◆ **Exercise input**
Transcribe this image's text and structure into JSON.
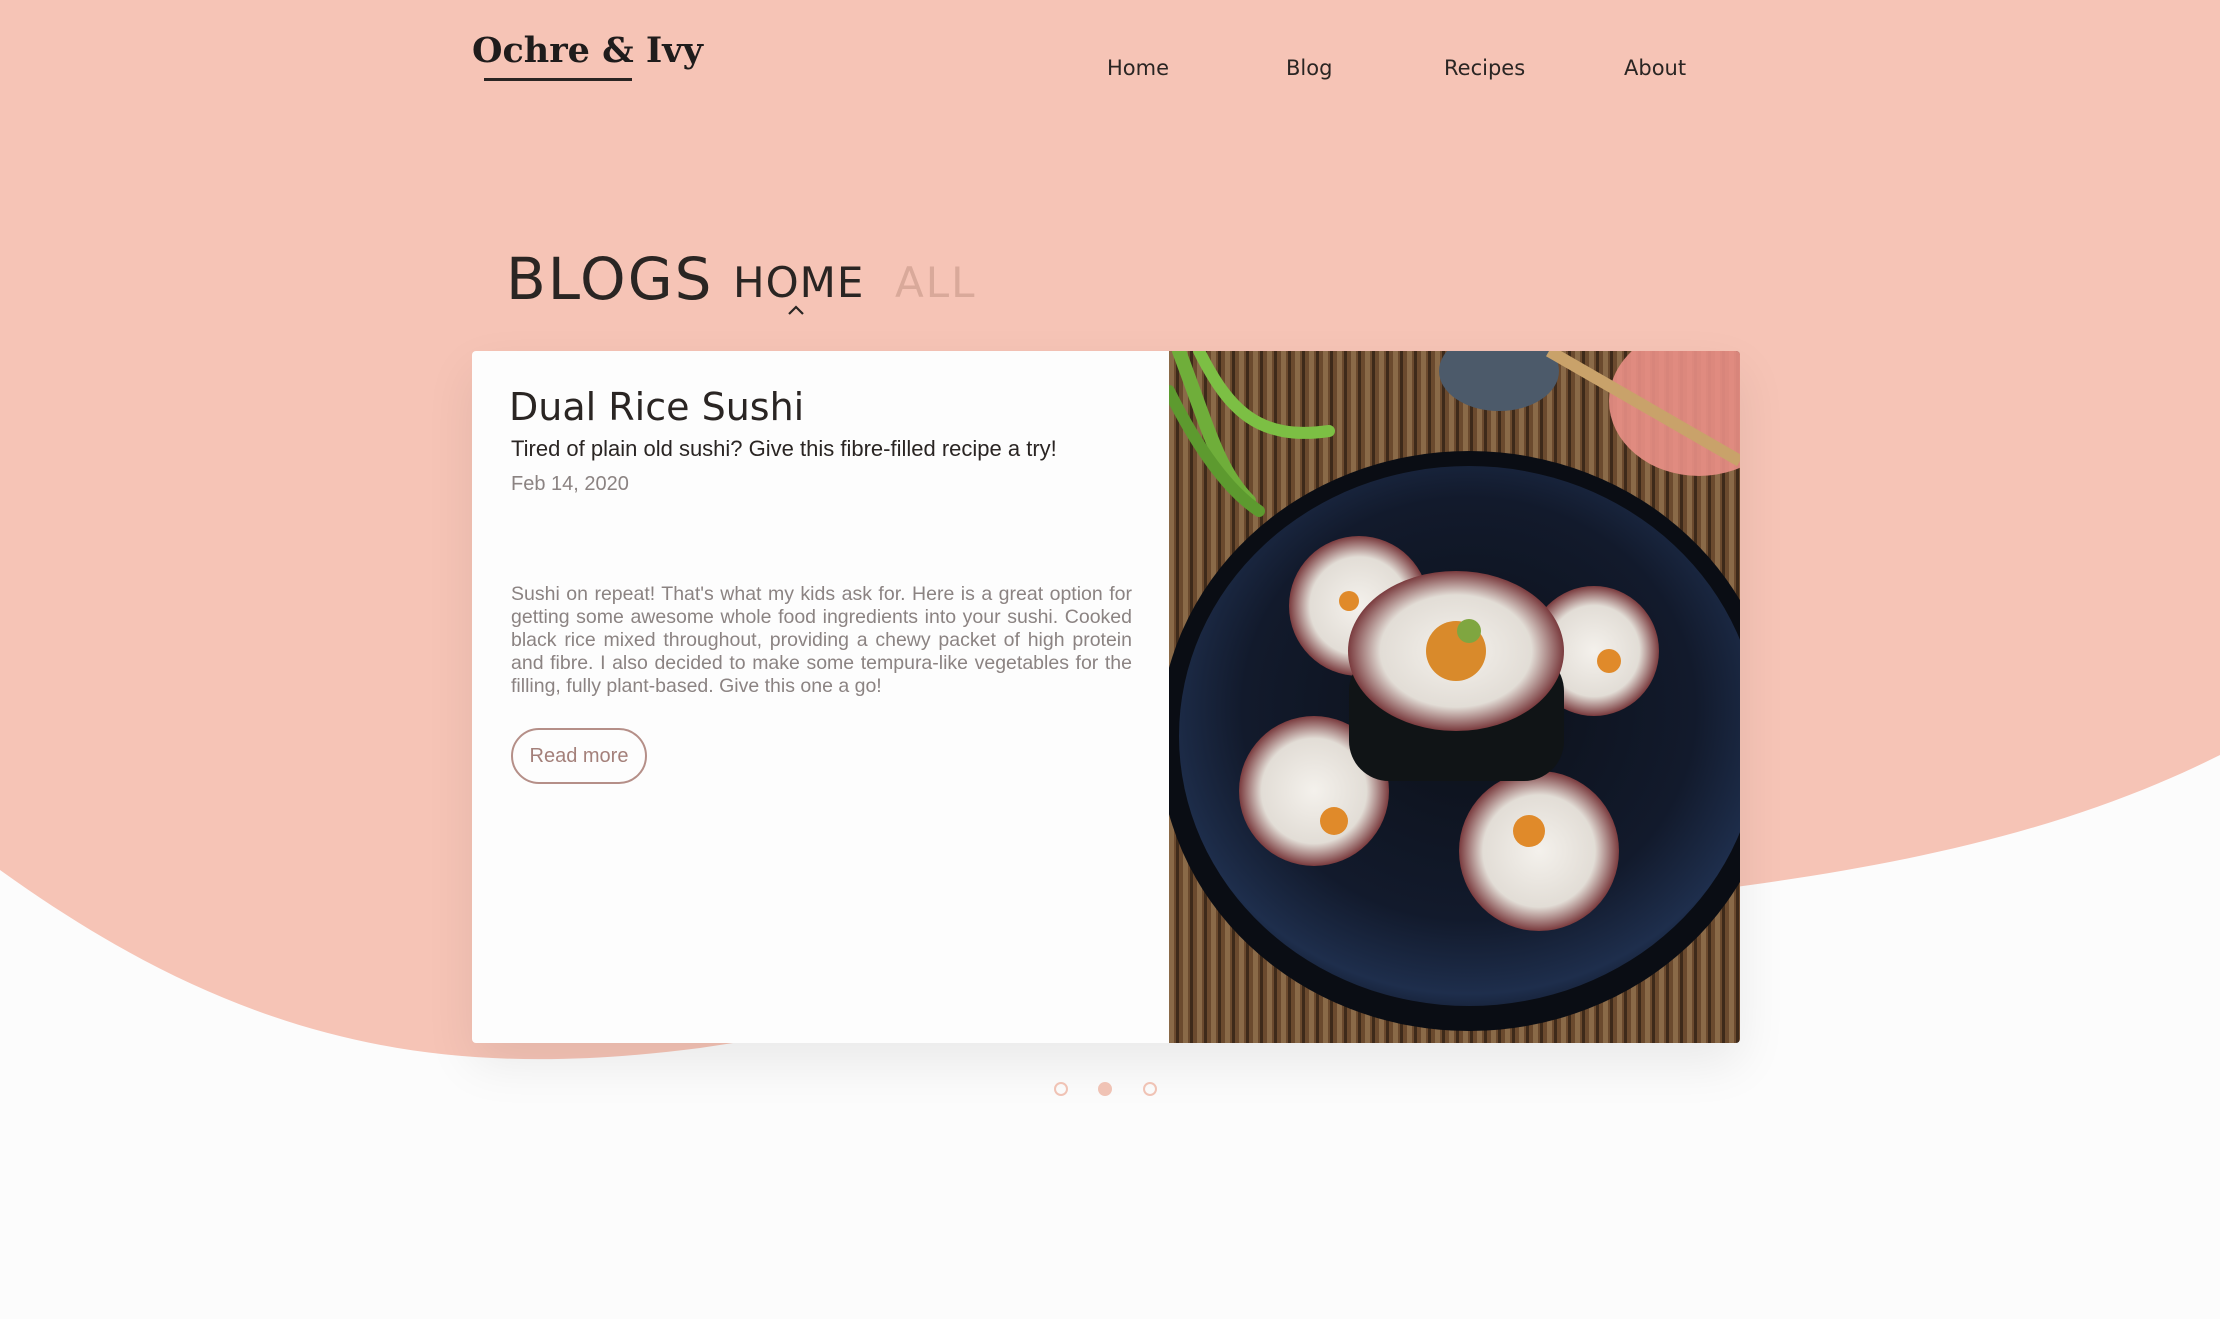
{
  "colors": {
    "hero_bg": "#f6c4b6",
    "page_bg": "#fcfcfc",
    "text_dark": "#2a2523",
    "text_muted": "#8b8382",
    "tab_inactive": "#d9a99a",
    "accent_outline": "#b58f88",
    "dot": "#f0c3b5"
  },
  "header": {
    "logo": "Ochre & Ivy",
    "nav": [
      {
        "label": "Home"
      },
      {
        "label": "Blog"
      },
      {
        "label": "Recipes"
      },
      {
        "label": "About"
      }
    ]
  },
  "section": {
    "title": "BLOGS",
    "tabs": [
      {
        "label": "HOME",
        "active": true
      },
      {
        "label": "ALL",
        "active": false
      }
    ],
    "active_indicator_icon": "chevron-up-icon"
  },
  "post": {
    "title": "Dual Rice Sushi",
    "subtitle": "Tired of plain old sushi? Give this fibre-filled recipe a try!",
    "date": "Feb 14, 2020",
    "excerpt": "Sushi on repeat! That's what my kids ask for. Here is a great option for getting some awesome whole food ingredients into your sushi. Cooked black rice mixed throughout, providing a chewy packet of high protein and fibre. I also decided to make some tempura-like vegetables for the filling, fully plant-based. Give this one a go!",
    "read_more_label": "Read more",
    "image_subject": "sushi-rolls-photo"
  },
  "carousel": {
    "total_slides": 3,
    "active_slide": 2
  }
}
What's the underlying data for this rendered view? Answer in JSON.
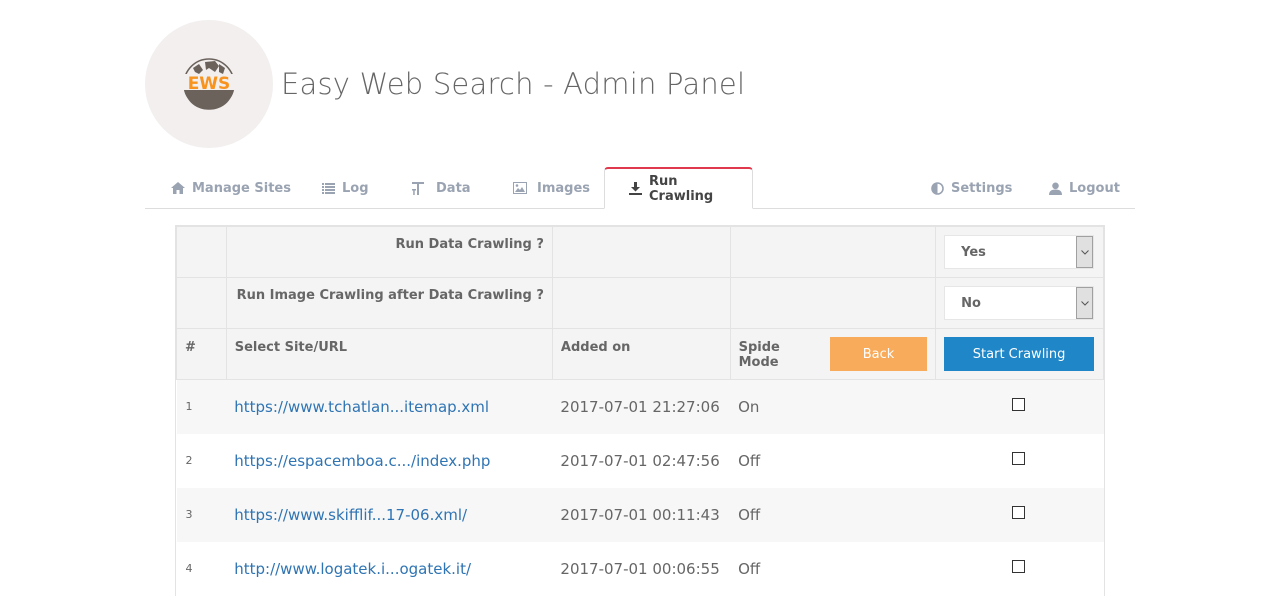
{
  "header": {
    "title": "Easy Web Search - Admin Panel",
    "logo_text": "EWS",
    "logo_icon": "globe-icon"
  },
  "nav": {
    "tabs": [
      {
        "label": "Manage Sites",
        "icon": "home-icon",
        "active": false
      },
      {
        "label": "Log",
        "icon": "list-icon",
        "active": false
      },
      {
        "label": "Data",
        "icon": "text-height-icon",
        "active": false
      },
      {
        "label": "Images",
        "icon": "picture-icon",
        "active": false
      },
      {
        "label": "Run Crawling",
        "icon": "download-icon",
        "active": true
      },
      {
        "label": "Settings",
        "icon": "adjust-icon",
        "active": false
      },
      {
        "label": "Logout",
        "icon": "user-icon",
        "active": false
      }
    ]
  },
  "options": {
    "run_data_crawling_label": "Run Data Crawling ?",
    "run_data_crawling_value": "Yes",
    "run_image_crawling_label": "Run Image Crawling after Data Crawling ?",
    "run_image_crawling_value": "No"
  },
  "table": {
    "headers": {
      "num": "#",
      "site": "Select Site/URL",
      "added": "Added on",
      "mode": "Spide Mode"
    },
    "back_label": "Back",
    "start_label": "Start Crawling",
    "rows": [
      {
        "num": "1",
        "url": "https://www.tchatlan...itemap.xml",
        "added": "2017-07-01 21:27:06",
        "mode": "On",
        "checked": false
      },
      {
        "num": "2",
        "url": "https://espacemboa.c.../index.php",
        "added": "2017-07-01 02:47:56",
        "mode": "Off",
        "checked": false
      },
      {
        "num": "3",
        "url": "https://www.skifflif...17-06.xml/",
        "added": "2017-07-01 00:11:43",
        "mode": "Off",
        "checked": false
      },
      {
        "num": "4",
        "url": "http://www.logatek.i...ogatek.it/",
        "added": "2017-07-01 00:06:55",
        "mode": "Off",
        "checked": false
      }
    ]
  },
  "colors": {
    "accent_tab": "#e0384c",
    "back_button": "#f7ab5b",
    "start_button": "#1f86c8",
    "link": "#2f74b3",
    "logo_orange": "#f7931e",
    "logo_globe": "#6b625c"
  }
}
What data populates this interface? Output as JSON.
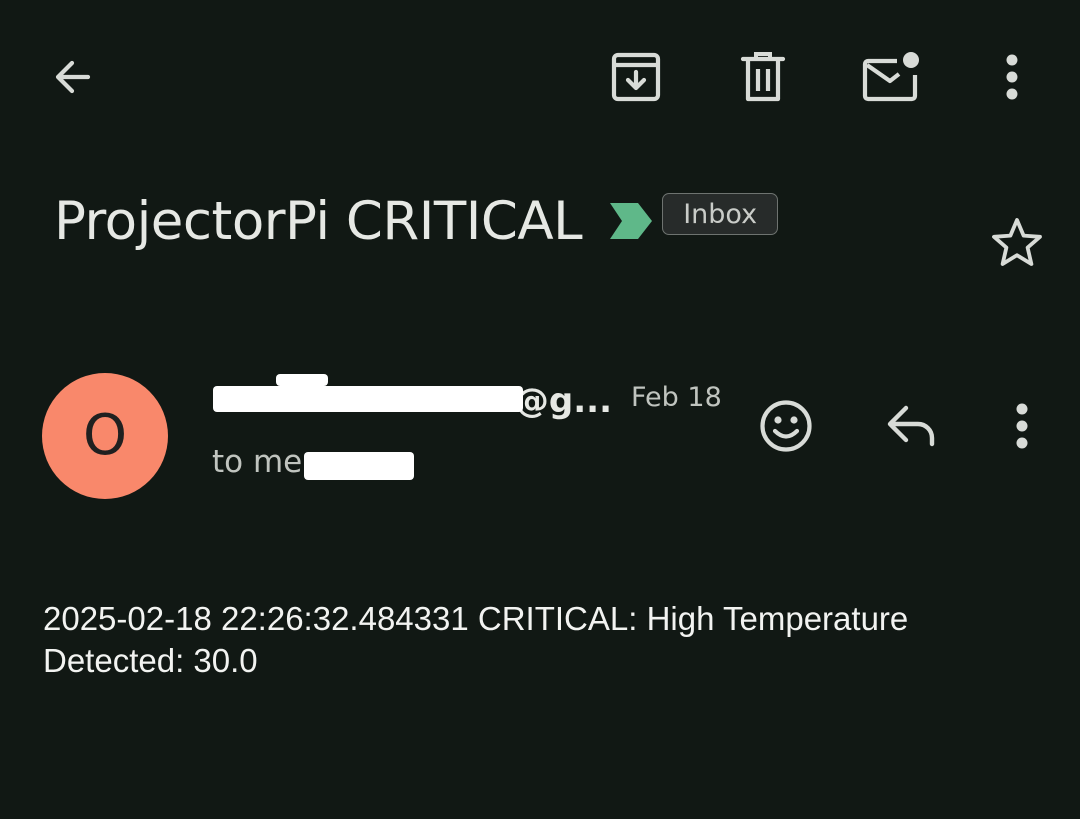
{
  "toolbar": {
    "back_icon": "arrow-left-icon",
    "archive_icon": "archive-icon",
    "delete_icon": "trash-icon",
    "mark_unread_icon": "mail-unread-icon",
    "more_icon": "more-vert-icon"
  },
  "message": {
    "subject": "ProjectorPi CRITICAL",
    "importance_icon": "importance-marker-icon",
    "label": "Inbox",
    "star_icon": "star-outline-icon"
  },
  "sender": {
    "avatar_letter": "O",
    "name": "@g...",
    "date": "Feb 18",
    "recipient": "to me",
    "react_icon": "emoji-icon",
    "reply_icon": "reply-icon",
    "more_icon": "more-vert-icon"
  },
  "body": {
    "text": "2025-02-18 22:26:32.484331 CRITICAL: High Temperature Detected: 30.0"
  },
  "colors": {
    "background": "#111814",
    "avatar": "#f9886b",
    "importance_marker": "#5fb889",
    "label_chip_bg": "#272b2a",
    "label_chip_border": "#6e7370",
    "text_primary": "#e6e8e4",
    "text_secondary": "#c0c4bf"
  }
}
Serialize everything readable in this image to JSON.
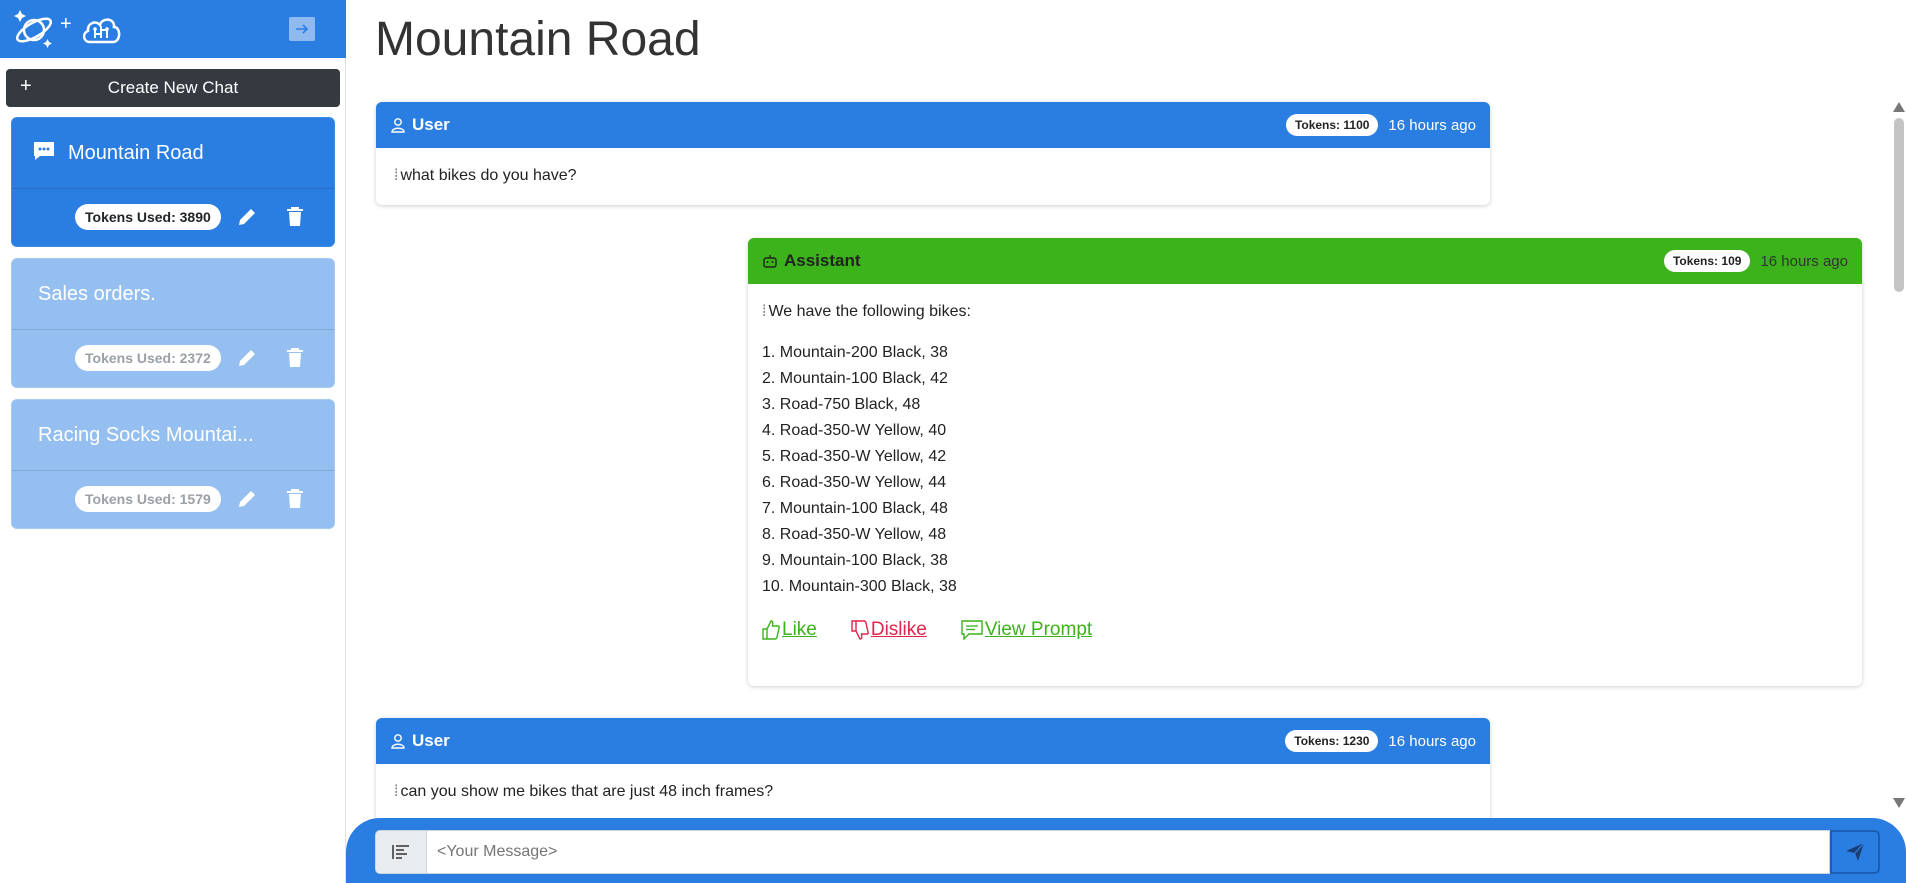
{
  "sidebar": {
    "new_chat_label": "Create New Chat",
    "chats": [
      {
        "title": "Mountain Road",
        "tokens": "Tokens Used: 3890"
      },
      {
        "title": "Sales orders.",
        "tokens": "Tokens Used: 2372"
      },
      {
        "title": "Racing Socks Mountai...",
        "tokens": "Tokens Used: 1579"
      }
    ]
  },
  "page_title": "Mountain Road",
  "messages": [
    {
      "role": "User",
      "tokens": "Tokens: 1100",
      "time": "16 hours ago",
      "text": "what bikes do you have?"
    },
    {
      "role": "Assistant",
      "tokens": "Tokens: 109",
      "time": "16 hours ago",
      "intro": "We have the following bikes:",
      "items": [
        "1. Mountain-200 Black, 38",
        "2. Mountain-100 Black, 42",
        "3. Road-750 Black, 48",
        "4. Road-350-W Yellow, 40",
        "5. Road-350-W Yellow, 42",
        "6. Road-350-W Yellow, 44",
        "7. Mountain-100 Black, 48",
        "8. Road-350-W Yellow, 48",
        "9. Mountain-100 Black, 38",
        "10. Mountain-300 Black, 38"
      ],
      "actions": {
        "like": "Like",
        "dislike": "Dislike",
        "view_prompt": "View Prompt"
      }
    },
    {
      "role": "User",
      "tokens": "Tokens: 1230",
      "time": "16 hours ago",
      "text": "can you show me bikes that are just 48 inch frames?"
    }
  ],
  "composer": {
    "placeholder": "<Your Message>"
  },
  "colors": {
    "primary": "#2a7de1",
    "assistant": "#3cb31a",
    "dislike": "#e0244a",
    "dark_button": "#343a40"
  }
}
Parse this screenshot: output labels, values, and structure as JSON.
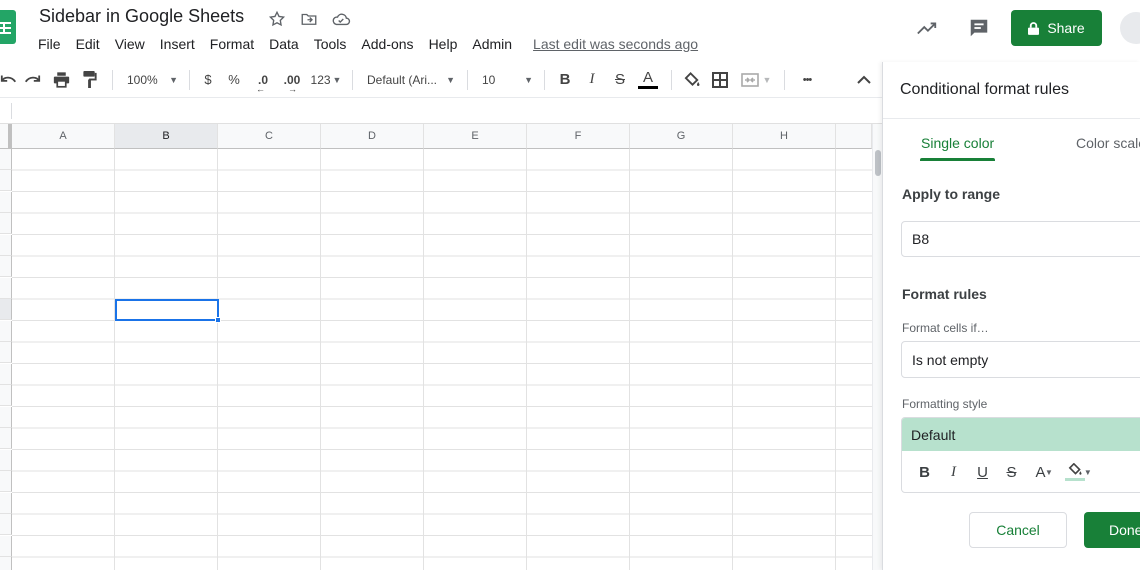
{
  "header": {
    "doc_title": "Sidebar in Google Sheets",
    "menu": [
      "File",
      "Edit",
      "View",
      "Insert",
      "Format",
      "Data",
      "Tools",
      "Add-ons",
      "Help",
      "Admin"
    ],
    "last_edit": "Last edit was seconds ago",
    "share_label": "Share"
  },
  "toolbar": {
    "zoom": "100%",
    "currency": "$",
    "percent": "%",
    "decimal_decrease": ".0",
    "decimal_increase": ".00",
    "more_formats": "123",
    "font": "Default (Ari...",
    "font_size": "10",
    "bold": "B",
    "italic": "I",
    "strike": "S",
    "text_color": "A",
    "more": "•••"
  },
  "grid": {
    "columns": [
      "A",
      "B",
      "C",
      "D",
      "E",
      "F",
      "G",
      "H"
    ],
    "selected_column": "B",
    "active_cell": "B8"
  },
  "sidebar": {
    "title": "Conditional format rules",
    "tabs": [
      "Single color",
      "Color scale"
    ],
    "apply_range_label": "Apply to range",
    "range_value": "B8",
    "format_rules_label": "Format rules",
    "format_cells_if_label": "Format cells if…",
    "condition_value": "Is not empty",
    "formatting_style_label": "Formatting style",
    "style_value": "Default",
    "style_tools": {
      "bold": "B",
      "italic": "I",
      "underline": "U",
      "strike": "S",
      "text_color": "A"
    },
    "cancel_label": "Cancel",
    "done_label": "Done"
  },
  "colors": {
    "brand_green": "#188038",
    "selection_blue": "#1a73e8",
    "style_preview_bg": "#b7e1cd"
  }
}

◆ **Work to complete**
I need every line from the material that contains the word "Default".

◆ **Solution to the exercise**
    "font": "Default (Ari...",
    "style_value": "Default",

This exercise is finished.